Yoga as a treatment for back pain | Lifestyles
Here is a personal example of how yoga transformed my daily life from living in excruciating pain to a manageable existence.
While I was a student in India, a yoga master trained me for five years. However, when I came to the United States to pursue my higher education, I was sporadic in my yoga practice. Almost 40 years ago, while I was renovating the attic, an incident occurred. It opened my eyes to the art of yoga.
I was in excellent health. While fixing the attic, I carried 32 sheets of drywall up to the third floor via two narrow staircases. As a daredevil, I figured I didn’t need anyone’s help to carry those sheets up to the attic.
In July, the temperature in the attic was 105 degrees. As I individually struggled to twist each leaf through these narrow passages, I also twisted my lower back. After wearing 31 sheets, I was totally exhausted. Although my body was complaining, my mind was telling me to wear the last one to finish the job. As I was not listening to my body, when I was in the middle of the second staircase I heard a crackling. It sent excruciating pangs of pain down my back. I felt my body above the hips was collapsing.
A bloodcurdling scream of pain erupted from my body. My wife came to my rescue. She lifted the plasterboard and laid it flat. The pain was so intense that I felt like I was going to pass out. My wife brought me a glass of water. I took a few sips to stay conscious.
As I lay there, I thought about the yoga exercises taught by my teacher ten years ago. I remember him saying that lower back pain was due to bad posture or bad lifting habits. The sound of his voice echoed in my ears. He said: “To regularize the situation, maintain your lumbar lordosis, the curve formed by the hips and the rib cage!

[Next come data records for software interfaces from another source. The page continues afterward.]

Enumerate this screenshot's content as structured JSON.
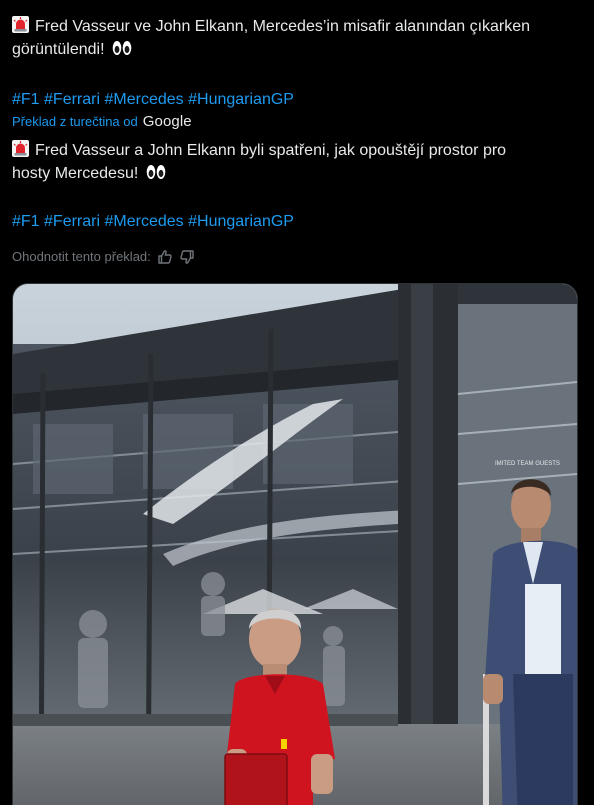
{
  "tweet": {
    "original_line1": "Fred Vasseur ve John Elkann, Mercedes’in misafir alanından çıkarken",
    "original_line2": "görüntülendi!",
    "original_hashtags": [
      "#F1",
      "#Ferrari",
      "#Mercedes",
      "#HungarianGP"
    ],
    "translated_from_label": "Překlad z turečtina od",
    "translator_brand": "Google",
    "translated_line1": "Fred Vasseur a John Elkann byli spatřeni, jak opouštějí prostor pro",
    "translated_line2": "hosty Mercedesu!",
    "translated_hashtags": [
      "#F1",
      "#Ferrari",
      "#Mercedes",
      "#HungarianGP"
    ],
    "rate_label": "Ohodnotit tento překlad:"
  },
  "icons": {
    "siren": "siren-emoji-icon",
    "eyes": "eyes-emoji-icon",
    "thumbs_up": "thumbs-up-icon",
    "thumbs_down": "thumbs-down-icon"
  },
  "media": {
    "sign_text": "IMITED TEAM GUESTS"
  },
  "colors": {
    "background": "#000000",
    "text": "#e7e9ea",
    "link": "#1d9bf0",
    "muted": "#71767b",
    "ferrari_red": "#d0141f"
  }
}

There I was, flat on the ground in great pain. I needed to do something to relieve this discomfort. I tried to gently press my hips and shoulders to form the arch of lumbar lordosis. Although it was horribly painful, it eased the pressure on my back. I held this arch for a count of ten, then released the tension by gently pushing my lower back against the carpeted floor. Immediately I felt relief from the tenderness caused by the twisting and turning of the tendons in my lower back. I repeated this exercise five more times. To my surprise, I could stand up without pain.
The next day I saw a doctor. He took X-rays and found that one of these five vertebrae that make up the lumbar region of my spine had cracked during my childhood. Since no one treated it then, it repaired itself. However, he was not aligned. Every time I lifted something, the stress on those vertebrae could cause the excruciating pain I had suffered the night before. Since my heaving of slabs of rock had made him tender, he would act throughout my life. It meant I had to live with chronic back pain.

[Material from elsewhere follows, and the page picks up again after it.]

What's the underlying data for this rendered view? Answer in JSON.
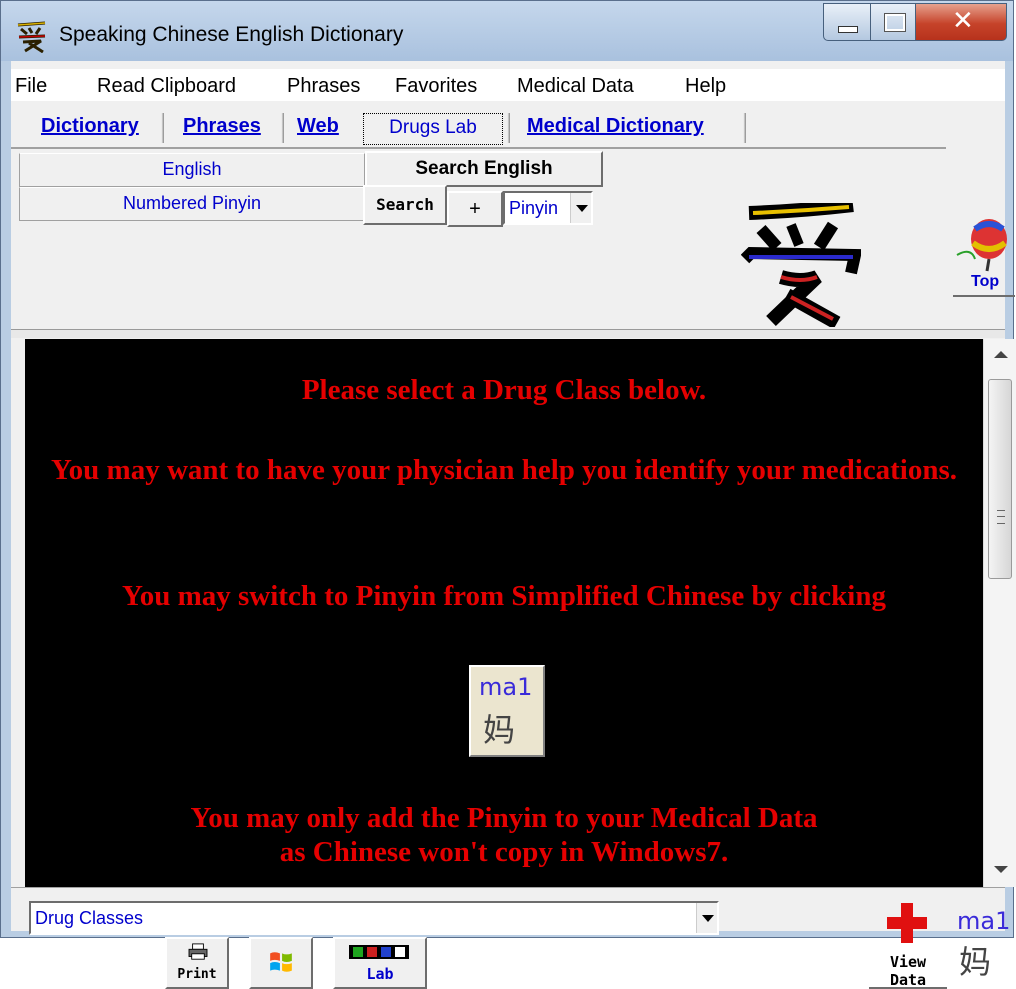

The doctor prescribed ibuprofen as a pain reliever. I have also tried alternative chiropractic, acupuncture and acupressure therapies. After trying these treatments for a few months, I was disappointed. Then I started doing the yoga exercises for lumbar lordosis as directed by my yoga teacher. These exercises went directly to the sore spot where the disease lay. I have been practicing these yoga exercises for 40 years. They have made my lower back so functional that I continue to play tennis with players of different ages. Doing yoga exercises regularly has done wonders for me to lead a healthy and productive life!
Warning: The exercise below is only a suggestion. If you try it regularly, it might ease the tension!
Stand on your back. Let your arms rest next to your body. Inhale and exhale. Observe the flow of your breath. He should feel good. Now become aware of your hips and shoulder blades. Press them against the floor while lifting your lower back. Maintain the lumbar lordotic curve of the lower back. Stay in this position for a count of ten and then relax. Inhale and exhale. Observe the flow of your breath. He should feel good. Repeat this exercise five times. Then relax your lower back. Inhale and exhale. Observe the flow of your breath. He should feel good. For best results, do this exercise on an empty stomach!
Dr. Ashok Kumar Malhotra has been nominated for the Nobel Peace Prize. He is a SUNY Distinguished Teaching Professor Emeritus and founder of the Yoga and Meditation Society at SUNY Oneonta. His videos are available on YouTube. Malhotra’s columns are condensed from his eBooks available at https://www.amazon.com/author/malhotra. He donates all royalties to the Ninash Foundation (www.ninash.org), a charity that builds schools for disadvantaged girls and minority children in India.